At large-representative Rayhaan Khan had also told the board, “I wasn’t entirely aware that was a practice. Is it possible that that sort of couldn’t be, or are students always permitted to just videotape us as we speak here?” Khan voiced his approval of potential skills training, but was reluctant to potentially introduce live-streaming immediately.

Various board members and guests disagreed or were confused over whether undergraduate students were currently allowed to record meetings. This prompted Sylvia Ceacero, SFSS executive director, to eventually interject, suggesting that she take the issue away and come back with a legal opinion. After this, the guest spoke up about the day’s previous live stream.

The Peak later reached out to Ceacero, who provided a statement from the SFSS’ lawyer, which noted that if personal information was shared through live-streaming, it could breach the province’s Personal Information Protection Act (PIPA).

“Accordingly, we agree that SFSS should maintain policies prohibiting such filming/streaming without consent and should take reasonable steps to enforce those policies,” the statement read.

Regarding the student who live-streamed, the statement noted “the student’s actions have potentially exposed the SFSS to claims or complaints under PIPA, although SFSS could likely defend any such claims by showing that had already occurred and that it was contrary to established policies.”

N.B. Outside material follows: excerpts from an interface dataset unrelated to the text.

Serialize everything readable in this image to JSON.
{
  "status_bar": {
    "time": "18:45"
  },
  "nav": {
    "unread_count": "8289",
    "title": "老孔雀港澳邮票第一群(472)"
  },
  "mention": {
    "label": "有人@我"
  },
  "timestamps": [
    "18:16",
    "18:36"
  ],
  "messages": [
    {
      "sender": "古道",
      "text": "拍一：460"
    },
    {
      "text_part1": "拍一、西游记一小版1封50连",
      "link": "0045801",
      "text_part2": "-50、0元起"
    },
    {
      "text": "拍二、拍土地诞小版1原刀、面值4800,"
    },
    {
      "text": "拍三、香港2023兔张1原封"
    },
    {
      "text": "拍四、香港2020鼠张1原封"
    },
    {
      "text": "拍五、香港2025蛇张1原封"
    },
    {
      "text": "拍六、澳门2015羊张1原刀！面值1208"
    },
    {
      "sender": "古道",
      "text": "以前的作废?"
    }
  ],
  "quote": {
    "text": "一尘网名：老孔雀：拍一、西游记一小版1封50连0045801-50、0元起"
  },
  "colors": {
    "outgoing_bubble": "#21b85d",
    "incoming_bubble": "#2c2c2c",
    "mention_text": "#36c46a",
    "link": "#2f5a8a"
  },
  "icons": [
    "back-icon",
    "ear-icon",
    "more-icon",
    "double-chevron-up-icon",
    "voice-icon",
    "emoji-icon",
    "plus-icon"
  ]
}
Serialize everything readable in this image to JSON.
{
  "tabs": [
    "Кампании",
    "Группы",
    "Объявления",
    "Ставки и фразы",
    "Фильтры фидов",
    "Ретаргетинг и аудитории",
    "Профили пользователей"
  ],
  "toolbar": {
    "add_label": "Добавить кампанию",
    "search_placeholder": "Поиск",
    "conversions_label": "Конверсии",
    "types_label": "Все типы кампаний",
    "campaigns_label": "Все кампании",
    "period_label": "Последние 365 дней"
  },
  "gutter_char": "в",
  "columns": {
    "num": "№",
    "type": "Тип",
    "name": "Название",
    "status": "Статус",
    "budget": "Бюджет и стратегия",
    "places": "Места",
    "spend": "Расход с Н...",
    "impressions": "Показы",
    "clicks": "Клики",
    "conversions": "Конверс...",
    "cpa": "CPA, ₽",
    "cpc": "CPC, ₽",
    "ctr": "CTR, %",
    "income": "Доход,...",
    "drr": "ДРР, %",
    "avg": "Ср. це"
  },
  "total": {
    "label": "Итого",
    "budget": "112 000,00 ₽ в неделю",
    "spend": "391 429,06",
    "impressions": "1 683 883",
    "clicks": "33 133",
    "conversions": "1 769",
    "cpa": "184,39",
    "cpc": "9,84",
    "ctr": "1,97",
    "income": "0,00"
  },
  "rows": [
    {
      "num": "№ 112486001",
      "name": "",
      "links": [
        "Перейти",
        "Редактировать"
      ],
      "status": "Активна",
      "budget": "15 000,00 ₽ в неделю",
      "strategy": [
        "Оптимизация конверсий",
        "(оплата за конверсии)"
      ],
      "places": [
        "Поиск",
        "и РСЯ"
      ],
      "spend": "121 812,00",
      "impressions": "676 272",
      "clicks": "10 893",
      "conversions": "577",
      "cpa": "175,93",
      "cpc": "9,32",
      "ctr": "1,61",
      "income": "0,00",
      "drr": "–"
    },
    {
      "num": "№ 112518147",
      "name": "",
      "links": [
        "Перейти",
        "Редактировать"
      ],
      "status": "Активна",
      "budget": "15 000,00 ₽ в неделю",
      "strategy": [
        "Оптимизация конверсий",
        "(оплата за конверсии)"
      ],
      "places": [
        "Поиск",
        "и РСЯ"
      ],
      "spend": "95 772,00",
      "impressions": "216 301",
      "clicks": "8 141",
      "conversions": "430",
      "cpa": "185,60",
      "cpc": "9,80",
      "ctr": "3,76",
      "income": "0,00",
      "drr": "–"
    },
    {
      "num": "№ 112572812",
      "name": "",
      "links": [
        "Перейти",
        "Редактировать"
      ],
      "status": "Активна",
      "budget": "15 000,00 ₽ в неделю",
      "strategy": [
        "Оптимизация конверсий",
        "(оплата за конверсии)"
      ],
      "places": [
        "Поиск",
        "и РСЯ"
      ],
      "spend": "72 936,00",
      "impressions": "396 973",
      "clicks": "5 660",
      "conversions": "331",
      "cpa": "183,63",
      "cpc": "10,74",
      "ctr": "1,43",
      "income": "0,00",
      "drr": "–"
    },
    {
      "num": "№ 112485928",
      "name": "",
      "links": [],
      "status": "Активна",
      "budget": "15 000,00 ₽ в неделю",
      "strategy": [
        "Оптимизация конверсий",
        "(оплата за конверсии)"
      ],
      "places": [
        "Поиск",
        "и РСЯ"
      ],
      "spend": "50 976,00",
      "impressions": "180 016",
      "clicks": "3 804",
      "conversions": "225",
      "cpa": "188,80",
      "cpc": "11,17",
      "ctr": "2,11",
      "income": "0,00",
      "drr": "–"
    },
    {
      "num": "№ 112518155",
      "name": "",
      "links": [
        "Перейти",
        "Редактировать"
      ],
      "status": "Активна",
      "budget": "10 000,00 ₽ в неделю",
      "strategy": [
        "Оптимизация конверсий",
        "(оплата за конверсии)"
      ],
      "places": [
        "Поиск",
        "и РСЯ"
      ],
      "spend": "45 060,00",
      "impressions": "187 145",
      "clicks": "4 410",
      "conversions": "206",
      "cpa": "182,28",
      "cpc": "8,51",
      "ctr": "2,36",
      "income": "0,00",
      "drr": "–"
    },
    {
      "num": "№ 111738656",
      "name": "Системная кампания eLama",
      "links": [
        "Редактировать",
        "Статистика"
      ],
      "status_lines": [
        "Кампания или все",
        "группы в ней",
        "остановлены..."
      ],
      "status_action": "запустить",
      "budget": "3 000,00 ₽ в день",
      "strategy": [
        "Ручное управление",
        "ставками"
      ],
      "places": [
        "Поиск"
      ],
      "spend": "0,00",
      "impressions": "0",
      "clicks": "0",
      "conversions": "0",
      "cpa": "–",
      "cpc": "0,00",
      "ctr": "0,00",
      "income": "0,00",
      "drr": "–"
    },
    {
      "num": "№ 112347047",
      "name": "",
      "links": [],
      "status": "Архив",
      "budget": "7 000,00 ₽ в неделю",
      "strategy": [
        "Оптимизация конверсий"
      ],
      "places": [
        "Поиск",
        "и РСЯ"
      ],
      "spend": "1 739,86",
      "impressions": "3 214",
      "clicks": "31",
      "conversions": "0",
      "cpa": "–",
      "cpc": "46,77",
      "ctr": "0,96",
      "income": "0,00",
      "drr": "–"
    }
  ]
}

It further added, “you may also wish to alert [any] student (filming/live streaming) to the fact that inappropriately streaming this information could expose him or her to other liabilities (and if the streaming was being done on behalf of another organization, could expose that other organization to complaints or claims).”